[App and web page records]

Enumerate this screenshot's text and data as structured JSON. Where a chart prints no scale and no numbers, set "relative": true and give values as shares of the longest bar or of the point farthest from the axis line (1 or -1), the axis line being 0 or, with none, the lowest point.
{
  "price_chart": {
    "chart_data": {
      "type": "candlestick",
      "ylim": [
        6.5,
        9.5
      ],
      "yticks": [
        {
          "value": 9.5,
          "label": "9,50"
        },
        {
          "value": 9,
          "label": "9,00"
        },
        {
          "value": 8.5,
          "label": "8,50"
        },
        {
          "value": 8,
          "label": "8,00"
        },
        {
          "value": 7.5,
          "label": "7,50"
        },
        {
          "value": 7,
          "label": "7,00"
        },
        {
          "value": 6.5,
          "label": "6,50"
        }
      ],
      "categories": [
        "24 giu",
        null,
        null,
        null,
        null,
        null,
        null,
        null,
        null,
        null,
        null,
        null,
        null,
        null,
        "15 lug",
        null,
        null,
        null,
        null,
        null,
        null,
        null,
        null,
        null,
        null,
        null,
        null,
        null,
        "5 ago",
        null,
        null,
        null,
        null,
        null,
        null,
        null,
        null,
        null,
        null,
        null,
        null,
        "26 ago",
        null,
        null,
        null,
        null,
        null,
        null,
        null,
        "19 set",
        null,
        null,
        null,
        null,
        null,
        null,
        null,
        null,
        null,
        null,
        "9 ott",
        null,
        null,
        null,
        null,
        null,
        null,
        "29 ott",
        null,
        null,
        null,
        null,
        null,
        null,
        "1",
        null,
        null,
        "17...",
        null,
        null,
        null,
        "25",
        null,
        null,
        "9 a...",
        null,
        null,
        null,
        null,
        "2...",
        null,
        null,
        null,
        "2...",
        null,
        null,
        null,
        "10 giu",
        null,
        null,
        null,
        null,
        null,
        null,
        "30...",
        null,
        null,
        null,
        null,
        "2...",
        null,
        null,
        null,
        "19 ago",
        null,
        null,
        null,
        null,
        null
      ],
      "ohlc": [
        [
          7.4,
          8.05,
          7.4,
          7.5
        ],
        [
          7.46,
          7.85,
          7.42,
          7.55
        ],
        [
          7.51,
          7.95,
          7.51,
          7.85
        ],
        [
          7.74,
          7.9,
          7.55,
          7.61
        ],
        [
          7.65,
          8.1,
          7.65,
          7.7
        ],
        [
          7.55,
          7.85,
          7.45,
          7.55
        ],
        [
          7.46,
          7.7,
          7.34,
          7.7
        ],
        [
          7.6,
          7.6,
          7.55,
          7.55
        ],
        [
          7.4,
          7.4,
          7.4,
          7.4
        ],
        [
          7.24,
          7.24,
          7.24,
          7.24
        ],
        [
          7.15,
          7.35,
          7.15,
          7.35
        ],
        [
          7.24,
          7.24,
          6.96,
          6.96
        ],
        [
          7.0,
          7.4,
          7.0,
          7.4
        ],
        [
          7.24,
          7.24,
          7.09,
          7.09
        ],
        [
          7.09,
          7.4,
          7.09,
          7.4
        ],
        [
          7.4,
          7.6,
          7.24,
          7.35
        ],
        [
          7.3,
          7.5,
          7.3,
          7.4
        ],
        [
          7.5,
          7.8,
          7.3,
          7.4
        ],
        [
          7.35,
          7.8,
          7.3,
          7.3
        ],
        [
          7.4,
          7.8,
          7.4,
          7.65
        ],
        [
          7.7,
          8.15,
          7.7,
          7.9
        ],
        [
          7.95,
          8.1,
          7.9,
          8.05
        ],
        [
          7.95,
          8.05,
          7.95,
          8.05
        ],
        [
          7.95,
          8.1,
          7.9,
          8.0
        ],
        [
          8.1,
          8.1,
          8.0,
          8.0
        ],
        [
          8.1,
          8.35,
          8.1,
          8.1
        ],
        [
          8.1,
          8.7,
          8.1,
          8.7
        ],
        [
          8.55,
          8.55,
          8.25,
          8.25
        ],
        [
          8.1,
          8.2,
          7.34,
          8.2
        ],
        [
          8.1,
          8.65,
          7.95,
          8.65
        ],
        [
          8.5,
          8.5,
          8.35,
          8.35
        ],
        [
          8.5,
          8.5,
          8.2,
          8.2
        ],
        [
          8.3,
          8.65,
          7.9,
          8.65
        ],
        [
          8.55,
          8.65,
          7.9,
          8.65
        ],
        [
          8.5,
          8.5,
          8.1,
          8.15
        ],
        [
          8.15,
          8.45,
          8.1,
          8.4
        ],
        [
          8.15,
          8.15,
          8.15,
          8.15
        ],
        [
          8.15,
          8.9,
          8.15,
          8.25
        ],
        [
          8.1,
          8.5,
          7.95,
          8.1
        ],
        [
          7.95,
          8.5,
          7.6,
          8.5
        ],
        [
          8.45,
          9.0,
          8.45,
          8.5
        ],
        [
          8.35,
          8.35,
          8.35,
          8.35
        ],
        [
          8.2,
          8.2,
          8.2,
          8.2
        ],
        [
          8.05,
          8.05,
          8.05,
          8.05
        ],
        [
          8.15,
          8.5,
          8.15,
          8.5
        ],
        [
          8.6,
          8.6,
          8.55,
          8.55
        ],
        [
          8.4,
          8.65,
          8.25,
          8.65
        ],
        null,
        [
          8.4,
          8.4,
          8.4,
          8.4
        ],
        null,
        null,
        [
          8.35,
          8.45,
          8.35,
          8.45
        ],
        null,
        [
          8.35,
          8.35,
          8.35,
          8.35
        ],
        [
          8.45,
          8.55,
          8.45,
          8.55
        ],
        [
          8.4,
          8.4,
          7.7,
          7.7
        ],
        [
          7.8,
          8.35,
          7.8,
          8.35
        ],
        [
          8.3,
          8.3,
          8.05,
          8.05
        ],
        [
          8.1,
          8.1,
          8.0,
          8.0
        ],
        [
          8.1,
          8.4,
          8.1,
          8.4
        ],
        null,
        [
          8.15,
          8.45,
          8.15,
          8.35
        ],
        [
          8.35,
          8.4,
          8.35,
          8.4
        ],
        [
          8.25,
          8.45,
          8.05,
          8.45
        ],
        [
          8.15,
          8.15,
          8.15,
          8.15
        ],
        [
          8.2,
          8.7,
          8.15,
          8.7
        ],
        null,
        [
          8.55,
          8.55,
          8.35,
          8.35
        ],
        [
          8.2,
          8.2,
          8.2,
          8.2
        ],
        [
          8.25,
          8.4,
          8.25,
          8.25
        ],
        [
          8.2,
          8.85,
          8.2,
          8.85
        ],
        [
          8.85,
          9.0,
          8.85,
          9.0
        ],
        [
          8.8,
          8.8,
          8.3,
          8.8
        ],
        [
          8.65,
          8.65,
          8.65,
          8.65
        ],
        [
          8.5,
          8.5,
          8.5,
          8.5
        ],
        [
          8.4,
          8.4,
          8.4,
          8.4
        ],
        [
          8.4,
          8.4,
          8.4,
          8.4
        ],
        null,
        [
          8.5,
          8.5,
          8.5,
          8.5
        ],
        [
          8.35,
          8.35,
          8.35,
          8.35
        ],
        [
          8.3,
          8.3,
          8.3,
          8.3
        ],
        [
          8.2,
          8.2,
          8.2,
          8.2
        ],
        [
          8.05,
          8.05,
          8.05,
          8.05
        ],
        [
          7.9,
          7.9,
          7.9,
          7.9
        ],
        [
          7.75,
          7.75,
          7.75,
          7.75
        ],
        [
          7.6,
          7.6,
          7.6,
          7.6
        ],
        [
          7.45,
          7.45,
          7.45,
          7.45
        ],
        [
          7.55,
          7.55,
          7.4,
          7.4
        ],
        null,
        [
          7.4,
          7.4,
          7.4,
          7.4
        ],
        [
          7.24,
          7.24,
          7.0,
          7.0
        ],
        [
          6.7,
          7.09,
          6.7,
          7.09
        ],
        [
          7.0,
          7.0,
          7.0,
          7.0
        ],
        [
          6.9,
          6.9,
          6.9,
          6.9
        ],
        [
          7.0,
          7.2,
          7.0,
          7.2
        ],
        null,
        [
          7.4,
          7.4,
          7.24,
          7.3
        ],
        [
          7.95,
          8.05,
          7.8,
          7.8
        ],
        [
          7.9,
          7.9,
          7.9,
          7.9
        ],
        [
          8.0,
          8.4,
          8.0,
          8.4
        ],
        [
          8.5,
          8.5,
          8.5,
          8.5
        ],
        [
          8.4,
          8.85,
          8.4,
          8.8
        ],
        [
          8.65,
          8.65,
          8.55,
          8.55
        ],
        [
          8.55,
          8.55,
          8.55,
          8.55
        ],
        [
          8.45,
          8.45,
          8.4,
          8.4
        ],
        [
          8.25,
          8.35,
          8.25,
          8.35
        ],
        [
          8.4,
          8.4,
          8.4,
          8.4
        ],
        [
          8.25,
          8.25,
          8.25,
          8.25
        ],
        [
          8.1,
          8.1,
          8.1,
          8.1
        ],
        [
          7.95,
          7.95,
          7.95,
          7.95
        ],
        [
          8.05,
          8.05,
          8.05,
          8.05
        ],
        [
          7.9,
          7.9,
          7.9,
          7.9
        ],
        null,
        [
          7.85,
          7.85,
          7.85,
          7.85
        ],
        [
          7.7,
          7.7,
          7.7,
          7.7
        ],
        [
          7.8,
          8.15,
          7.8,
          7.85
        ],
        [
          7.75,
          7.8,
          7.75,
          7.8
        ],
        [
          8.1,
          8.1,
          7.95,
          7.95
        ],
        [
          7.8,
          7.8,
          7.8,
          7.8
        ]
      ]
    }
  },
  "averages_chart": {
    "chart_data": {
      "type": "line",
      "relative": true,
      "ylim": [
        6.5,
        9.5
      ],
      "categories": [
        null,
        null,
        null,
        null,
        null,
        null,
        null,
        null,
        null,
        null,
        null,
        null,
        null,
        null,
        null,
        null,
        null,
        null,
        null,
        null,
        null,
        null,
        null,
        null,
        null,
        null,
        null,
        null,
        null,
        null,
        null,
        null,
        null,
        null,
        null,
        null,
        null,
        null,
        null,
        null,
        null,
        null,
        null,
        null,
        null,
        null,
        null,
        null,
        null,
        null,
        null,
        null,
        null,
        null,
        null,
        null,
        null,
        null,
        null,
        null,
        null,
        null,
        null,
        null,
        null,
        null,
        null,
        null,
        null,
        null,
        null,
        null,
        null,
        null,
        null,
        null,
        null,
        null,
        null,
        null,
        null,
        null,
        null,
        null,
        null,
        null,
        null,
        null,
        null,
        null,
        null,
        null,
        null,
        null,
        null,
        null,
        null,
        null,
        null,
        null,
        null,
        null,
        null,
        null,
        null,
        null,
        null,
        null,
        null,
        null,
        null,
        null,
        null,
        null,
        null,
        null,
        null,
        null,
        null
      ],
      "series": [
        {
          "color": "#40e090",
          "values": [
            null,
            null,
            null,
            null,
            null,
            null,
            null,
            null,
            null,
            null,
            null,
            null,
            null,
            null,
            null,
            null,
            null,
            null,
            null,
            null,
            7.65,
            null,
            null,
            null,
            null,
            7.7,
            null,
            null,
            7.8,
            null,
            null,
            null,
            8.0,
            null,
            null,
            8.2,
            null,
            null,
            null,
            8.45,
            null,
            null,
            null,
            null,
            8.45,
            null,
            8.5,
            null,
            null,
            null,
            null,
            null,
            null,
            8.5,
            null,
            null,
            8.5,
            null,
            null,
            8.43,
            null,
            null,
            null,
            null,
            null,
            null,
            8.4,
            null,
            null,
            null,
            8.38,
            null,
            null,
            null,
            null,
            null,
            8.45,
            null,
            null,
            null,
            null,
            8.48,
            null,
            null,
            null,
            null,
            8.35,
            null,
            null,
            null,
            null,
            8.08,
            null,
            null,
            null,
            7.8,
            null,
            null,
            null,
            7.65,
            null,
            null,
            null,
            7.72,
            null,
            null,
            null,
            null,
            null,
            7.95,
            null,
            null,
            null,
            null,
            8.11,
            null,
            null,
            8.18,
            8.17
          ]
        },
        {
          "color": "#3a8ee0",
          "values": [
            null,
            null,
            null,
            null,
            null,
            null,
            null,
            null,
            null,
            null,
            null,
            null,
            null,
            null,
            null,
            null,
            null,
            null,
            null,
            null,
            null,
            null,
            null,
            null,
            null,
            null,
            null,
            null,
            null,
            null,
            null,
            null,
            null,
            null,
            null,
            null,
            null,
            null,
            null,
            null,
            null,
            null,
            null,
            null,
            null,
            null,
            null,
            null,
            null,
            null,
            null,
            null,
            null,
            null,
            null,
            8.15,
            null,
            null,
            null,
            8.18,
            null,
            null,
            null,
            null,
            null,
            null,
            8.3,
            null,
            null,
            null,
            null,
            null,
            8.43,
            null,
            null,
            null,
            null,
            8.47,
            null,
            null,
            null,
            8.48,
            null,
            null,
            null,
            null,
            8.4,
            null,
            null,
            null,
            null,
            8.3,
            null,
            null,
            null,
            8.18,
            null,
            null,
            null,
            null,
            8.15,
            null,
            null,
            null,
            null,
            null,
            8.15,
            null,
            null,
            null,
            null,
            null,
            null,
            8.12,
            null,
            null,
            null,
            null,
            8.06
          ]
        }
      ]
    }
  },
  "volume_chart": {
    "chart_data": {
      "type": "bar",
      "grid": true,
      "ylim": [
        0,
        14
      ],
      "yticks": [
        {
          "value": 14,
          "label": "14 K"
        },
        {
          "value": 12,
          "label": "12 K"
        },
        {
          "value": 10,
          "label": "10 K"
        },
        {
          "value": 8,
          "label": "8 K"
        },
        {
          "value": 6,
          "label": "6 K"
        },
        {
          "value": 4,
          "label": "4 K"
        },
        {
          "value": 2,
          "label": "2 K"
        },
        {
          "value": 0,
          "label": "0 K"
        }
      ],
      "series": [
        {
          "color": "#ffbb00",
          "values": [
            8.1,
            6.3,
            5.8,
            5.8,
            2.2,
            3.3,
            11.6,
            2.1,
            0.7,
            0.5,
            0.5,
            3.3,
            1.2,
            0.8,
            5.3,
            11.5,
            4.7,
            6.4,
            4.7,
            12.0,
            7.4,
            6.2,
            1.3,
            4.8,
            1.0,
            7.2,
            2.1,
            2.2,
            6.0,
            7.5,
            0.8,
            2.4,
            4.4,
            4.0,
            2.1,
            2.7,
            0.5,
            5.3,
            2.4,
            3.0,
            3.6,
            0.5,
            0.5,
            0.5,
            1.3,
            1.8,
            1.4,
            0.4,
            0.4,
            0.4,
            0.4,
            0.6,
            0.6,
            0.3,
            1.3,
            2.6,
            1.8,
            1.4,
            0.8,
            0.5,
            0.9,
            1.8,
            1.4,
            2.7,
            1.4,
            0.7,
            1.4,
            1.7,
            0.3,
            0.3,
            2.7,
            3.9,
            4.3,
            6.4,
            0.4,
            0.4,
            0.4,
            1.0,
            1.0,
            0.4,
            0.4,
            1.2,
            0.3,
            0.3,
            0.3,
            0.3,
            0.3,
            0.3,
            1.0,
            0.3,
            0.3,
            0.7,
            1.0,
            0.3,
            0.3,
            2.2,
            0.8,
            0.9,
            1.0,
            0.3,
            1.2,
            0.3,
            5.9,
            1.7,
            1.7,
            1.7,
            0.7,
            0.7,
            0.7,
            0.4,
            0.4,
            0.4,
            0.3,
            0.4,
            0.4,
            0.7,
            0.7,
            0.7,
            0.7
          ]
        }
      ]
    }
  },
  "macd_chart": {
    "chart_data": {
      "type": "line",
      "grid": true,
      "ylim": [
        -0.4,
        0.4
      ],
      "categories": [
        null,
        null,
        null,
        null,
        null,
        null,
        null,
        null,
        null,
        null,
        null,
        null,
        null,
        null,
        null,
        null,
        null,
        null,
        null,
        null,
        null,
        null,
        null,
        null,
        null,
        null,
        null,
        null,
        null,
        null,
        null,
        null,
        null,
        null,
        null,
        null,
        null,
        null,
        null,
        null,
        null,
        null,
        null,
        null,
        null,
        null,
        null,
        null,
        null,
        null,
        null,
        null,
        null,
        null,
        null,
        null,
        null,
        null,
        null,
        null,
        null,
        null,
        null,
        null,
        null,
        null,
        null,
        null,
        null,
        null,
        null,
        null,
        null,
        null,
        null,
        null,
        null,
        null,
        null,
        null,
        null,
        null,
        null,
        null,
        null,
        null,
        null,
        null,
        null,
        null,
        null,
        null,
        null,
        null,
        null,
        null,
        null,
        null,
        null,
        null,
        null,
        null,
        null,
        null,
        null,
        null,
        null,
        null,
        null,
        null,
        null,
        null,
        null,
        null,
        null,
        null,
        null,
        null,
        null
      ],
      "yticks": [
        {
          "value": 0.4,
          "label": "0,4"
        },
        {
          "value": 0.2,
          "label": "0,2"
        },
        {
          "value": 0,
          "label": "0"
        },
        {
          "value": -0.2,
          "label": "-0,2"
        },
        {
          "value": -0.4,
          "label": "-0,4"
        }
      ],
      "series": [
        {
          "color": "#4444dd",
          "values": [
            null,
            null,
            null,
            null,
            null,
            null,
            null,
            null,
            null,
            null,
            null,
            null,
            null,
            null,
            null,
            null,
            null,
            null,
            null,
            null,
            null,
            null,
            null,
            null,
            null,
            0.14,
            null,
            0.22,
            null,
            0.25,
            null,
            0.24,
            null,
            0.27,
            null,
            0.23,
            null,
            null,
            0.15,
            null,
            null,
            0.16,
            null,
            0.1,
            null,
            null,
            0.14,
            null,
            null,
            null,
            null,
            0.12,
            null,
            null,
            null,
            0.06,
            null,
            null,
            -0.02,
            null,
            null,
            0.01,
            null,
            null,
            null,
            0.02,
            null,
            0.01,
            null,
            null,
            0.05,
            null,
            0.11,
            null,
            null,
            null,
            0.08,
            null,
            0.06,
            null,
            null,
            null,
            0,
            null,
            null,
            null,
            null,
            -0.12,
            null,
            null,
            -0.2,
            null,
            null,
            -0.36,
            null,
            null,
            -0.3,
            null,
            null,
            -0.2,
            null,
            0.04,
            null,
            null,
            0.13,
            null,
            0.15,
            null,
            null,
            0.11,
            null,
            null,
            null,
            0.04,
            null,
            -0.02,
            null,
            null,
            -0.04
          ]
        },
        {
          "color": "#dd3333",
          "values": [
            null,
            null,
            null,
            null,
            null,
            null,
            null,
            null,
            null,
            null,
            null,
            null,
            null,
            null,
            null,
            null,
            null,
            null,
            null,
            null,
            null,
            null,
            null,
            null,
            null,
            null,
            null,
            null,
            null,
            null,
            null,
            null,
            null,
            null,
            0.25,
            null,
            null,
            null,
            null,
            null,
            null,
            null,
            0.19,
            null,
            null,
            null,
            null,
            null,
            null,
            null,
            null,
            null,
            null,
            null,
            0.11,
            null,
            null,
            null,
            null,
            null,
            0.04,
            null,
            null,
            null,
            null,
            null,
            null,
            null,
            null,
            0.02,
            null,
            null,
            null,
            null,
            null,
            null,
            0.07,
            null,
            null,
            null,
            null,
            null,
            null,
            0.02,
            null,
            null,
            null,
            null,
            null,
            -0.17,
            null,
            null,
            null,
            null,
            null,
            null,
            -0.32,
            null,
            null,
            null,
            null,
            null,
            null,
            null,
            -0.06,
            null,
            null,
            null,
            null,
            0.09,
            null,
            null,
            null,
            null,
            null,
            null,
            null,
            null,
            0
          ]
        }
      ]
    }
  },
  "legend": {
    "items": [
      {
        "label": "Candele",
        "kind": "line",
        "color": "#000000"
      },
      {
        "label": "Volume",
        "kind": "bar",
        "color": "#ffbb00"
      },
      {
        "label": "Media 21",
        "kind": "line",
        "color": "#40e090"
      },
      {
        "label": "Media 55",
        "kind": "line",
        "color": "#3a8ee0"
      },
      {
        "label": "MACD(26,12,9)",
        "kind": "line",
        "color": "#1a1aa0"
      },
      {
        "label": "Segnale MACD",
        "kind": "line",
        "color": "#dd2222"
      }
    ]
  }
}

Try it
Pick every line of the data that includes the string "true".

Written solution
Enumerate this screenshot's text and data as structured JSON. Where a chart prints no scale and no numbers, set "relative": true and give values as shares of the longest bar or of the point farthest from the axis line (1 or -1), the axis line being 0 or, with none, the lowest point.
      "relative": true,
      "grid": true,
      "grid": true,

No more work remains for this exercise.